_ACTIVITY_
All entries, exactly as written, should be output again.

Web page and app entries
━━━━━━━━━━━━━━━━
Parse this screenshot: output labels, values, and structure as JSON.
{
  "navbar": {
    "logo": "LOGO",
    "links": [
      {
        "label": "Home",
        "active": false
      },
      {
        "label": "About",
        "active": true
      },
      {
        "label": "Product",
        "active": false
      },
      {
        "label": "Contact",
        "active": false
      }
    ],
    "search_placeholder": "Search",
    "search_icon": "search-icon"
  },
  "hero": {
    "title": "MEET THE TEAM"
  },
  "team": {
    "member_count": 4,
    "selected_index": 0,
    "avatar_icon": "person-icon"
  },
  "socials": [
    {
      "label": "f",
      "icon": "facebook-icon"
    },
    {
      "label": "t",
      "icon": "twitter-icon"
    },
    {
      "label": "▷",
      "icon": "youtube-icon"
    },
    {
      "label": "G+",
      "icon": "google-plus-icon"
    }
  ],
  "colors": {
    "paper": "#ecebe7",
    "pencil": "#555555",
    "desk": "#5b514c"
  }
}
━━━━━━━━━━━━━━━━
_REPLY_
Parse this screenshot: output labels, values, and structure as JSON.
{
  "navbar": {
    "logo": "LOGO",
    "links": [
      {
        "label": "Home",
        "active": false
      },
      {
        "label": "About",
        "active": true
      },
      {
        "label": "Product",
        "active": false
      },
      {
        "label": "Contact",
        "active": false
      }
    ],
    "search_placeholder": "Search",
    "search_icon": "search-icon"
  },
  "hero": {
    "title": "MEET THE TEAM"
  },
  "team": {
    "member_count": 4,
    "selected_index": 0,
    "avatar_icon": "person-icon"
  },
  "socials": [
    {
      "label": "f",
      "icon": "facebook-icon"
    },
    {
      "label": "t",
      "icon": "twitter-icon"
    },
    {
      "label": "▷",
      "icon": "youtube-icon"
    },
    {
      "label": "G+",
      "icon": "google-plus-icon"
    }
  ],
  "colors": {
    "paper": "#ecebe7",
    "pencil": "#555555",
    "desk": "#5b514c"
  }
}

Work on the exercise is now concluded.